Wheaton College Color Logo

Dr. E. Beatrice Batson (1920-2019)

January 25, 2019

Wheaton College’s Dr. E. Beatrice Batson—a matriarch of the faith and Shakespeare too—went to be with the Lord at the age of 98.

Beatrice Batson at her deskDr. E. Beatrice Batson (MA ’47), Professor of English Emerita, died in Batavia, Illinois on Tuesday, January 22. She was 98.

“She loved Wheaton College and her students, and she loved her Savior,” said Wheaton College Provost Dr. Margaret Diddams. “In the last few years of her life as she endured illness, she found solace in the visits of friends and former students, and in the timeless comfort of the Scriptures and works of great literature.”

Batson was born in Charlotte, Tennessee—and at the age of 12, she told her father she was going to be a college professor when she grew up. To make good on that vow, Batson completed undergraduate work at Bryan College and earned a master’s degree from Wheaton College. In 1956, she earned a Ph.D. from George Peabody College for Teachers at Vanderbilt University. She completed post-doctoral work at both Northwestern and Oxford universities. In 1957, she joined Wheaton’s English Department faculty, under Chair Dr. Clyde S. Kilby.

In a piece for the August/September 1991 issue of Wheaton magazine, she wrote: “When I came to teach at Wheaton in the autumn of 1957, I discovered a nucleus of professors and students charged with excitement over Wheaton’s mission as a Christian liberal arts college. Combined with this concern was the belief that mind and spirit should be so constantly and consistently nurtured that complacency would be highly unlikely to make permanent inroads. I found the atmosphere extraordinarily exhilarating.”

She spent the next 33 years teaching at Wheaton College—adding to its “extraordinarily exhilarating” atmosphere with her own legendary classes. In 1963 she was presented with the prestigious Senior Teacher of the Year award. “Few of her students will ever forget her passionate readings of King Lear or her rapturous enthusiasm for ‘the journey home’ in Homer’s Odyssey—the voyage that her own noble soul has now taken, in anticipation of the coming resurrection,” said Wheaton College President Dr. Philip Ryken ’88. 

In 1973, Batson stepped into the role of Chair of the English Department—a position she held until 1987. Later, she returned as Chair, providing leadership during a time of departmental transition. “Professor Batson was a model department chair, and as one of the few female faculty members at the time of her hire, she wanted everyone—teachers and faculty, male and female—to thrive and flourish,” Diddams said. “Yet she was particularly interested in helping young women succeed.”

In 2007, Batson was named Alumna of the Year, not only for her outstanding teaching career but also for her work in spearheading the Shakespeare Collection and Institute at Wheaton College, a collection of the best Christian scholarship on Shakespeare’s works. She also co-founded VII, the Marion E. Wade Center’s annual journal aimed at promoting awareness of its seven authors and encouraging critical assessment of their work. She wrote several books over the course of her life, including A Reader’s Guide to Religious Literature, Word and Rite: The Bible and Ceremony in Selected Shakespearean Works, and Shakespeare’s Christianity: The Protestant and Catholic Poetics of Julius Caesar, Macbeth, and Hamlet.

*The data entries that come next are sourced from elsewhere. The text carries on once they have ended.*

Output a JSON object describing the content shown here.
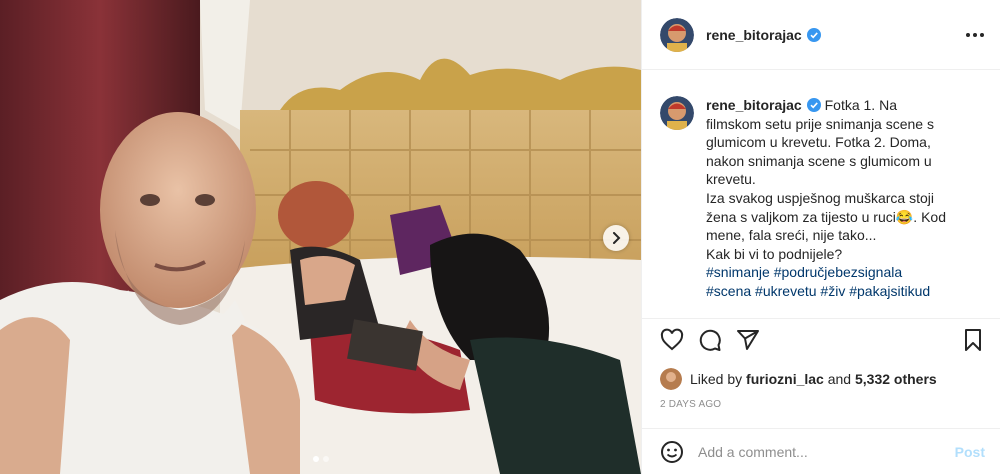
{
  "post": {
    "username": "rene_bitorajac",
    "caption_lines": [
      "Fotka 1. Na",
      "filmskom setu prije snimanja scene s",
      "glumicom u krevetu. Fotka 2. Doma,",
      "nakon snimanja scene s glumicom u",
      "krevetu.",
      "Iza svakog uspješnog muškarca stoji",
      "žena s valjkom za tijesto u ruci😂. Kod",
      "mene, fala sreći, nije tako...",
      "Kak bi vi to podnijele?"
    ],
    "hashtag_lines": [
      [
        "#snimanje",
        "#područjebezsignala"
      ],
      [
        "#scena",
        "#ukrevetu",
        "#živ",
        "#pakajsitikud"
      ]
    ],
    "liked_by_prefix": "Liked by",
    "liked_by_user": "furiozni_lac",
    "liked_and": "and",
    "liked_others": "5,332 others",
    "time": "2 DAYS AGO",
    "comment_placeholder": "Add a comment...",
    "post_button": "Post"
  },
  "carousel": {
    "count": 2,
    "active": 0
  },
  "colors": {
    "link": "#00376b",
    "verified": "#3897f0",
    "post_disabled": "#b2dffc"
  },
  "icons": [
    "heart-icon",
    "comment-icon",
    "share-icon",
    "bookmark-icon",
    "emoji-icon",
    "more-icon",
    "chevron-right-icon",
    "verified-icon"
  ]
}
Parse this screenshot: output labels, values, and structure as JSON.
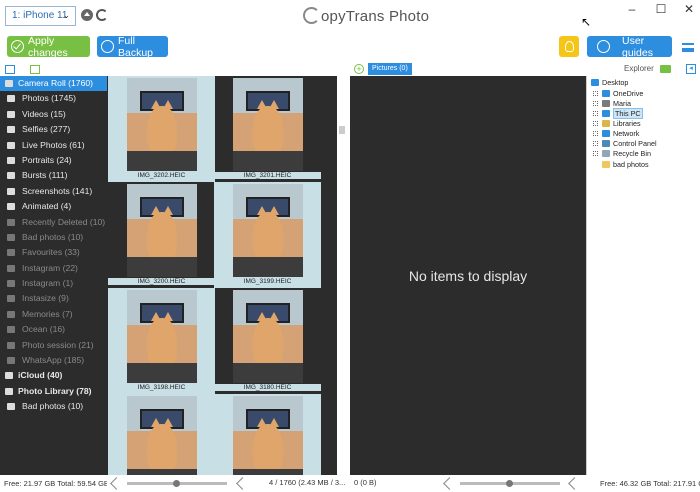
{
  "titlebar": {
    "device": "1: iPhone 11",
    "app_title": "CopyTrans Photo",
    "app_title_rest": "opyTrans Photo"
  },
  "toolbar": {
    "apply_label": "Apply changes",
    "backup_label": "Full Backup",
    "guides_label": "User guides"
  },
  "sidebar": {
    "items": [
      {
        "label": "Camera Roll (1760)",
        "icon": "camera-icon",
        "state": "selected"
      },
      {
        "label": "Photos (1745)",
        "icon": "camera-icon",
        "state": "normal"
      },
      {
        "label": "Videos (15)",
        "icon": "video-icon",
        "state": "normal"
      },
      {
        "label": "Selfies (277)",
        "icon": "selfie-icon",
        "state": "normal"
      },
      {
        "label": "Live Photos (61)",
        "icon": "live-photo-icon",
        "state": "normal"
      },
      {
        "label": "Portraits (24)",
        "icon": "portrait-icon",
        "state": "normal"
      },
      {
        "label": "Bursts (111)",
        "icon": "burst-icon",
        "state": "normal"
      },
      {
        "label": "Screenshots (141)",
        "icon": "screenshot-icon",
        "state": "normal"
      },
      {
        "label": "Animated (4)",
        "icon": "animated-icon",
        "state": "normal"
      },
      {
        "label": "Recently Deleted (10)",
        "icon": "trash-icon",
        "state": "dim"
      },
      {
        "label": "Bad photos (10)",
        "icon": "album-icon",
        "state": "dim"
      },
      {
        "label": "Favourites (33)",
        "icon": "album-icon",
        "state": "dim"
      },
      {
        "label": "Instagram (22)",
        "icon": "album-icon",
        "state": "dim"
      },
      {
        "label": "Instagram (1)",
        "icon": "album-icon",
        "state": "dim"
      },
      {
        "label": "Instasize (9)",
        "icon": "album-icon",
        "state": "dim"
      },
      {
        "label": "Memories (7)",
        "icon": "album-icon",
        "state": "dim"
      },
      {
        "label": "Ocean (16)",
        "icon": "album-icon",
        "state": "dim"
      },
      {
        "label": "Photo session (21)",
        "icon": "album-icon",
        "state": "dim"
      },
      {
        "label": "WhatsApp (185)",
        "icon": "album-icon",
        "state": "dim"
      },
      {
        "label": "iCloud (40)",
        "icon": "cloud-icon",
        "state": "section"
      },
      {
        "label": "Photo Library (78)",
        "icon": "camera-icon",
        "state": "section"
      },
      {
        "label": "Bad photos (10)",
        "icon": "album-icon",
        "state": "normal"
      }
    ],
    "footer": "Free: 21.97 GB Total: 59.54 GB"
  },
  "grid": {
    "photos": [
      {
        "name": "IMG_3202.HEIC",
        "selected": true
      },
      {
        "name": "IMG_3201.HEIC",
        "selected": false
      },
      {
        "name": "IMG_3200.HEIC",
        "selected": false
      },
      {
        "name": "IMG_3199.HEIC",
        "selected": true
      },
      {
        "name": "IMG_3198.HEIC",
        "selected": true
      },
      {
        "name": "IMG_3180.HEIC",
        "selected": false
      },
      {
        "name": "",
        "selected": true
      },
      {
        "name": "",
        "selected": true
      }
    ],
    "status": "4 / 1760 (2.43 MB / 3..."
  },
  "pictures": {
    "tab_label": "Pictures (0)",
    "empty_message": "No items to display",
    "status": "0 (0 B)"
  },
  "explorer": {
    "label": "Explorer",
    "items": [
      {
        "label": "Desktop",
        "icon": "desktop-icon",
        "color": "#2d8ee0"
      },
      {
        "label": "OneDrive",
        "icon": "onedrive-icon",
        "color": "#2d8ee0"
      },
      {
        "label": "Maria",
        "icon": "user-icon",
        "color": "#7a7a7a"
      },
      {
        "label": "This PC",
        "icon": "computer-icon",
        "color": "#2d8ee0",
        "highlight": true
      },
      {
        "label": "Libraries",
        "icon": "libraries-icon",
        "color": "#d9b54a"
      },
      {
        "label": "Network",
        "icon": "network-icon",
        "color": "#2d8ee0"
      },
      {
        "label": "Control Panel",
        "icon": "control-panel-icon",
        "color": "#4a8ab5"
      },
      {
        "label": "Recycle Bin",
        "icon": "recycle-bin-icon",
        "color": "#8fa7b8"
      },
      {
        "label": "bad photos",
        "icon": "folder-icon",
        "color": "#f0c75e"
      }
    ],
    "footer": "Free: 46.32 GB Total: 217.91 GB"
  },
  "colors": {
    "accent_blue": "#2d8ee0",
    "accent_green": "#78c043",
    "accent_yellow": "#f5c518",
    "panel_dark": "#2c2c2c"
  }
}
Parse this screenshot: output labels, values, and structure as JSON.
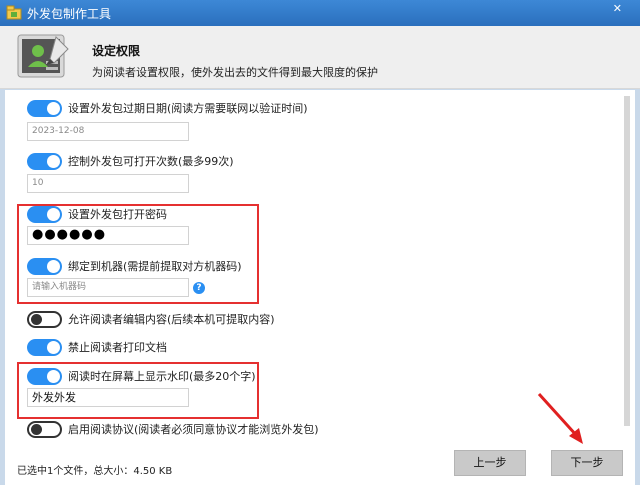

Batson fervently believed that Christianity and the cultivated mind were inextricably linked—and she inspired students “with her lofty vision for the worship of Christ through the love of learning,” Diddams said. “She touched students at a profoundly deep level and influenced their lives in ways she probably never fully knew.”

In the June 1960 issue of Wheaton magazine, she wrote: “When our academic thinking is geared and committed to God with His truth, we ought to be uncomfortable and dissatisfied with mediocrity in any area. We will go about our work on this campus with the deep persuasion that these minds of ours are gifts from God, not to be denounced or frowned upon, but to be used and trained for His honor.”

She will be honored at a visitation on January 28, and a funeral on January 29 at the Chapel of the Cheatham County Funeral Home in Ashland City, Tennessee. For more information, visit the funeral home’s website. In lieu of flowers, her family in Tennessee is encouraging her friends and former students to support the Batson Shakespeare Collection and Batson Scholarship Fund.